A baseline model of ‘NEWS2 + age’ had poor-to-moderate discrimination for severe COVID-19 infection at 14days (area under receiver operating characteristic curve (AUC) in training cohort=0.700, 95% confidence interval (CI) 0.680, 0.722; Brier score=0.192, 95% CI 0.186, 0.197). A supplemented model adding eight routinely collected blood and physiological parameters (supplemental oxygen flow rate, urea, age, oxygen saturation, C-reactive protein, estimated glomerular filtration rate, neutrophil count, neutrophil/lymphocyte ratio) improved discrimination (AUC=0.735; 95% CI 0.715, 0.757), and these improvements were replicated across seven UK and non-UK sites. However, there was evidence of miscalibration with the model tending to underestimate risks in most sites.

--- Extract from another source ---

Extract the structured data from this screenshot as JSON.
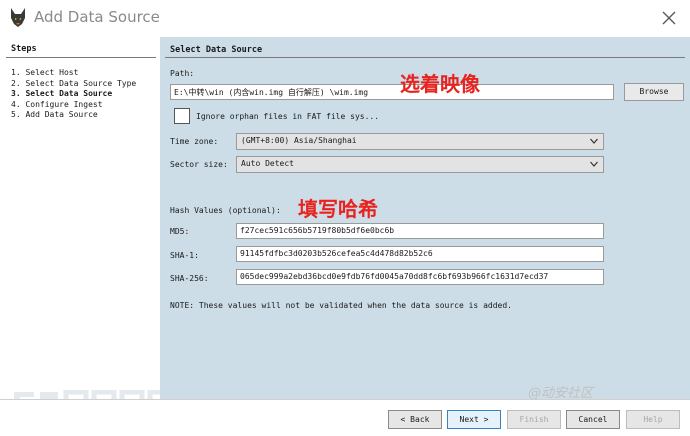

NEWS2 score had poor-to-moderate discrimination for medium-term COVID-19 outcome which raises questions about its use as a screening tool at hospital admission. Risk stratification was improved by including readily available blood and physiological parameters measured at hospital admission, but there was evidence of miscalibration in external sites. This highlights the need for a better understanding of the use of early warning scores for COVID.
Read the full paper here: https://doi.org/10.1186/s12916-020-01893-3